Number of the week


The number of overweight or obese children leaving primary school in England in 2015/16.

  • A Channel 4 investigation claimed the Government’s childhood obesity plan had been ‘watered down’ ahead of its release in August. We covered this, as did the Guardian and Mail Online.
  • Analysing prostate cancer cells fished from blood samples could indicate whether the disease may spread, according to early research. The Mail Online and Express covered the findings, but larger studies will be needed before any potential benefit for the blood test becomes clear.
  • In more blood news, bold claims emerged from the Wired 2016 conference as US scientist Jimmy Lin spoke about the potential promise of blood tests for detecting the earliest signs of cancer.
  • A breast cancer drug will be made available on the NHS for patients with advanced disease after the National Institute for Health and Care Excellence (NICE) said the treatment was cost effective. The Guardian and Telegraph have more on this one.

And finally
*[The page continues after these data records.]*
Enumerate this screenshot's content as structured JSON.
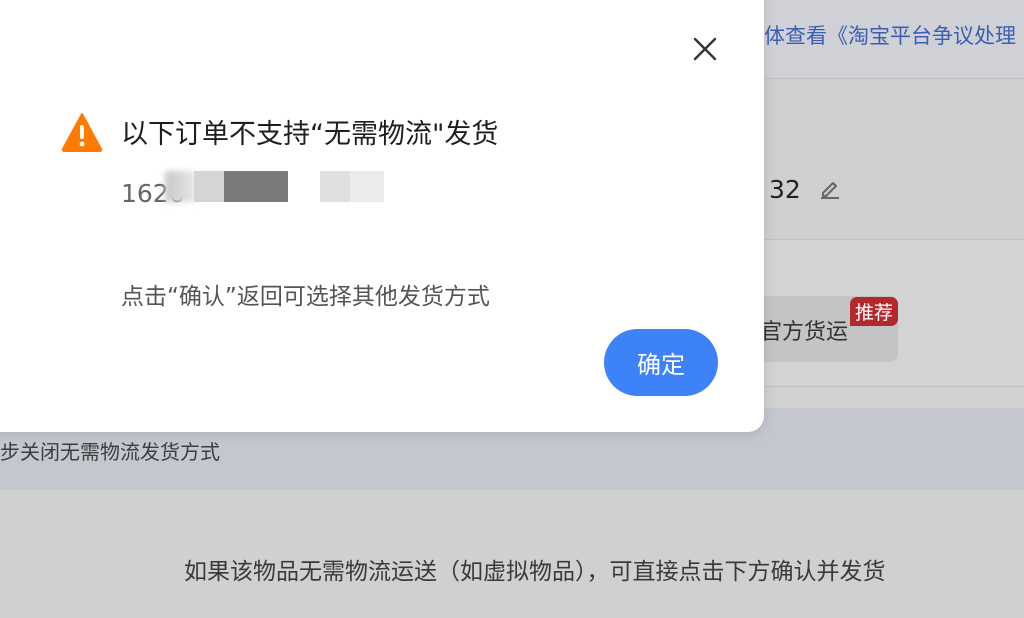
{
  "background": {
    "top_link": "体查看《淘宝平台争议处理",
    "order_number_tail": "32",
    "shipping_option_label": "官方货运",
    "recommend_badge": "推荐",
    "hint_text": "步关闭无需物流发货方式",
    "bottom_text": "如果该物品无需物流运送（如虚拟物品），可直接点击下方确认并发货"
  },
  "modal": {
    "title": "以下订单不支持“无需物流\"发货",
    "order_number": "1626",
    "description": "点击“确认”返回可选择其他发货方式",
    "confirm_label": "确定"
  },
  "icons": {
    "warning": "warning-icon",
    "close": "close-icon",
    "edit": "edit-icon"
  },
  "colors": {
    "primary": "#3e82f7",
    "warning": "#ff7a00",
    "badge": "#b3282d"
  }
}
  • A €138m project in France will use specialised machinery to create ‘super-tiny particles’ not found on earth, reports Sky News. Scientists claim the particles could be turned into new radiotherapy treatments for cancer (as well as being used for nuclear energy). But whether there’s a bright future ahead for these ‘man-made stars’ remains to be seen.